Aside from that appearing quite absurd despite Latin, which rule is approximately term group and never actual mans men and women. In 1795, specific “grammar masters” decided it has to apply at English pronouns for all of us.
Even in the event you may be just a person who likes an LGBTQIA+ people, there is nonetheless a good chance you have been so you’re able to a gay pub
You to suggestion failed to last long without having to be confronted. It had been getting pointed out in a rush that always using “he” try erasing girls out-of positions they frequently filled. Samuel Coleridge try arguing for using “it” alternatively as soon as 1808. “It” obviously is fairly dehumanizing, since that is a great pronoun generally utilized for things, and this had been said virtually just after Coleridge produced their suggestion. That landed united states with “he or she,” with recently been fairly universally decried because the group of clunky and you may embarrassing. Therefore the academics and you can grammarians have argued on as well as on for more than 2 hundred years. Basically the complete time that it conversation has been happening, people have already been trying to would new sex basic pronouns given that better – “ou” being the earliest, looking regarding 1790s, that have “ze” and you may “zir” being far more present initiatives. It is a keen admirable tip, but nothing enjoys stuck on the yet ,. At the same time even the really popular of people proceeded with the only one “they” which means you version of need to inquire why it has been debated such a long time. The OED had know this is particular an useless discussion of the at the least 1998, once they commercially provided one definition of “they” in this year’s The Oxford Dictionary out-of English.
The point is, it is not not used to fool around with just one “it.” The thought of “they” being a singular pronoun predates people dispute this can’t be one by many years. And also the extremely prominent and you will acknowledged profiles of your own English language has constantly overlooked you to argument. The one thing that’s “new” is the fact i’ve more and more people that simply don’t feel they fit on gender binary but carry out getting supported enough and 100 % free enough to let us know you to. Which is a rather great alter, and although that’s something which probably is definitely worth changing all of our code more….do not actually have to.
I am aware this has been such as for example a really while – sorry about that! My personal real life employment had seriously in love and you can has not yet calmed off at all. May not actually relax however, I am handling the craziness finest now that I’m sort of getting used to they. Thus….we are back which have so much more queer background!

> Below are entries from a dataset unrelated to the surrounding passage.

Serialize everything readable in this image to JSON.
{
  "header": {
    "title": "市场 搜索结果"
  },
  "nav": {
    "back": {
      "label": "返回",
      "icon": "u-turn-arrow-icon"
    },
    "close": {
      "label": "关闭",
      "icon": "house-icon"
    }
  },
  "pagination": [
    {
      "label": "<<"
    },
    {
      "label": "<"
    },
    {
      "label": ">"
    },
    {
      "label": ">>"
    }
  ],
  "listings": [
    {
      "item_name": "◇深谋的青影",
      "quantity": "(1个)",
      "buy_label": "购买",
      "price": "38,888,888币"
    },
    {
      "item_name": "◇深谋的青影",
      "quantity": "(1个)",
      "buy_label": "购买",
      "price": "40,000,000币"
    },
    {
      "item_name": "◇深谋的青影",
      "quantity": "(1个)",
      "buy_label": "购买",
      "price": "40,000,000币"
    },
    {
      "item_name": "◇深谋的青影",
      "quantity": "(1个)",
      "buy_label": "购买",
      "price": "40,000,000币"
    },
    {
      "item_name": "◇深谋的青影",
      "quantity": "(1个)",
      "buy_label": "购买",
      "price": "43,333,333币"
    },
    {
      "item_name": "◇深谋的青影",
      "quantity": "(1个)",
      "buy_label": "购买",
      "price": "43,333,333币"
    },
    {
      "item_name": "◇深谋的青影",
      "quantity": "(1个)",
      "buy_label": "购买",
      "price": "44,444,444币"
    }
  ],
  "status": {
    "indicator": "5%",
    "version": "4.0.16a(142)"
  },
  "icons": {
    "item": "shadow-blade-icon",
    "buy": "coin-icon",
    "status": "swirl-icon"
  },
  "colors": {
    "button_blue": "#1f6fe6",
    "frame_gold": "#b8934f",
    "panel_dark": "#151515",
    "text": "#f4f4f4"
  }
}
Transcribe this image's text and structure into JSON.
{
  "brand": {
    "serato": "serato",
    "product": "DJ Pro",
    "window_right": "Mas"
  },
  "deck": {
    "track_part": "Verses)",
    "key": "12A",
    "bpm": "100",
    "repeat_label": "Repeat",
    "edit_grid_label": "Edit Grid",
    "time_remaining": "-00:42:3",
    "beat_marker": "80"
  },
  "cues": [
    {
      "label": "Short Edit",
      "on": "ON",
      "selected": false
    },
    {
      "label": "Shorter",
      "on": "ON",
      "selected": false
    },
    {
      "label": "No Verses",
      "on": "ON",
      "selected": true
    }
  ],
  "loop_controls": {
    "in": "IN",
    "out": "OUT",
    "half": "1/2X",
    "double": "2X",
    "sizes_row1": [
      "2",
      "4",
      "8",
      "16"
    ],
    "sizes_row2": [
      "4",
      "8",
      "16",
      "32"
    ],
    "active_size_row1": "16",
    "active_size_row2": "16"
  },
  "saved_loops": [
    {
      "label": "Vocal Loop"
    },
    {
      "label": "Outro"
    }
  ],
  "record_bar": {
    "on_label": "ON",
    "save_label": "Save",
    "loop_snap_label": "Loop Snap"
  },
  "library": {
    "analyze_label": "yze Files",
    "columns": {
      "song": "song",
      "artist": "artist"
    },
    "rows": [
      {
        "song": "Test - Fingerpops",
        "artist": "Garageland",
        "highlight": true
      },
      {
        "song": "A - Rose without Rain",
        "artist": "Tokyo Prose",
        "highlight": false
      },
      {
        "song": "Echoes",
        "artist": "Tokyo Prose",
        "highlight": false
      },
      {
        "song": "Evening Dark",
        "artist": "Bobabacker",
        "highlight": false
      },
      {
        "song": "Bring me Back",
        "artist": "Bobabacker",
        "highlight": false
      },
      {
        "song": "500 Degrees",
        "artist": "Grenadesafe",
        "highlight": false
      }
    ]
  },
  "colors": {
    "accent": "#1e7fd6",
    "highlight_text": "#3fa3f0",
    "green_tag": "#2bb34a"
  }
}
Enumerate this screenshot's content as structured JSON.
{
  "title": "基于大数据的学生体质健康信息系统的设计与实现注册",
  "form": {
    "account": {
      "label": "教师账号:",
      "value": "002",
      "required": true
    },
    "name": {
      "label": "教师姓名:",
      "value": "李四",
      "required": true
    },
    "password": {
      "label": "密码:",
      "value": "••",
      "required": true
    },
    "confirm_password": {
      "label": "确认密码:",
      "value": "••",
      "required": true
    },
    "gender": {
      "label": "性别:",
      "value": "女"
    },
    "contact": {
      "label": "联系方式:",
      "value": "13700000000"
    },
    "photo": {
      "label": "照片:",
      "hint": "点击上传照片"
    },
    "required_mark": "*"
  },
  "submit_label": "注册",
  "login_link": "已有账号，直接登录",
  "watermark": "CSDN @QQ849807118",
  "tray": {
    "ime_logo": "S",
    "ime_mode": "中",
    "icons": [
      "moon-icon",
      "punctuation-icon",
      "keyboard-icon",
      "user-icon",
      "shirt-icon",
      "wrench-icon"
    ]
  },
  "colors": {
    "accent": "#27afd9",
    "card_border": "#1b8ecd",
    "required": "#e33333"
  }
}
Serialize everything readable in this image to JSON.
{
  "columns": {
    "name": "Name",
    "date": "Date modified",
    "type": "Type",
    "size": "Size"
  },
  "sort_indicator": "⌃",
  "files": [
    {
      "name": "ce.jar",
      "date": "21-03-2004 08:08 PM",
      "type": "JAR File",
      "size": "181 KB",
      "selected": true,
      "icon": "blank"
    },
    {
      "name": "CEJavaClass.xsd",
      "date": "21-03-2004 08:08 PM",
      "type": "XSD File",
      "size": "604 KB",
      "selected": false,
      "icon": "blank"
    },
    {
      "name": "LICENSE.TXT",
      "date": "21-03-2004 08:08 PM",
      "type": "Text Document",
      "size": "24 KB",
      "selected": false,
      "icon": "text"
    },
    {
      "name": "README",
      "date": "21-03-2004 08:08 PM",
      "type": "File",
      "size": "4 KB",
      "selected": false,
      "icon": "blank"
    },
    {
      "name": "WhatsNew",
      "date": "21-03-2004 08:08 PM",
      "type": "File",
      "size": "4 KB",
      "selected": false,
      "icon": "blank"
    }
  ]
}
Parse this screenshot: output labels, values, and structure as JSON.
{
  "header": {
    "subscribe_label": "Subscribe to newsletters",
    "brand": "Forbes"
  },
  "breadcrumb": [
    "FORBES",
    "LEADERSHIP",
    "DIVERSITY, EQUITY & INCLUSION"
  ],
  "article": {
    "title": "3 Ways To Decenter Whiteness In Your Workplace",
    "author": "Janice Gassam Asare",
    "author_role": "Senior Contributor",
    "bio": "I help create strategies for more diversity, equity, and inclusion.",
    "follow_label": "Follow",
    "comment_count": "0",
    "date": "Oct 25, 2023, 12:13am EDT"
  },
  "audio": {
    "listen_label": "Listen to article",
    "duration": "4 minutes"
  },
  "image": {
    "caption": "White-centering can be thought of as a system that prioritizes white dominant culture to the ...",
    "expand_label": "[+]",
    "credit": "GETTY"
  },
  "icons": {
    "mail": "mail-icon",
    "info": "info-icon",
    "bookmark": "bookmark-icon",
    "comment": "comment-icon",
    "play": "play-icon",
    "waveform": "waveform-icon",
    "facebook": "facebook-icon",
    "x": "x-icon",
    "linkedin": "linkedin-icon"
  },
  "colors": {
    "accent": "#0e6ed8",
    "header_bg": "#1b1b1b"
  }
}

I am not stating you may be creating queerness incorrect if you have not been so you’re able to a homosexual pub, I am merely stating it’s a pretty prominent mutual feel. It is a fact you to pubs getting simply the central meeting location for our community actually instead of downsides – even in the event, personally, Everyone loves her or him. But I am not right here so you can weigh the pros and you can downsides regarding homosexual taverns – we could the do this on Twitter (and in addition we do) – I recently need certainly to speak temporarily regarding reputation for homosexual bars, chat a beneficial teeny portion from the a number of the very first ones to exist, and lots of of the oldest of them that people have now. These types of locations usually we hope get posts of the own after that later on.
Gay taverns just weren’t, about initial, all of that distinctive from molly domiciles and you may, when it comes to the goal, nonetheless aren’t
I have in the past spoke a tiny in the molly property in advance of – particularly Mother Clap’s and Light Swan, that have been each other very over the years tall. They truly are a place to own meeting socially with the same “deviants” and “sodomites,” to feel safe some of those who’ve a discussed lived sense. To separate molly properties out of homosexual bars, we should instead particular look at the reputation of bars themselves. For many (at the very least West) record, pubs weren’t very a thing – you’d inns and bars, which served alcoholic beverages but also provided hotels otherwise restaurants. Also bars during the time supported food and were intended because a place to enjoys events or meetings. The newest business off alcoholic beverages try considered brand of a good “side hustle” (although it are most likely in which every cash came off.) Actually saloons on the Western western frontier was indeed recreation internet – in which anyone could play video game otherwise get a hold of activities. Molly property had been generally fronted by taverns, inns otherwise coffee houses, and usually as well as generated currency regarding prostitution. They were and additionally places that bogus wedding parties and you can mock birth traditions took place. Thus, to separate molly domiciles of homosexual pubs – and you may I am not saying probably allege this is actually the certified definition, it’s just just what I am handling right here – I’ll describe gay pubs as the genuine, court enterprises focused entirely (or almost completely) into deals from alcoholic drinks in order to queer users.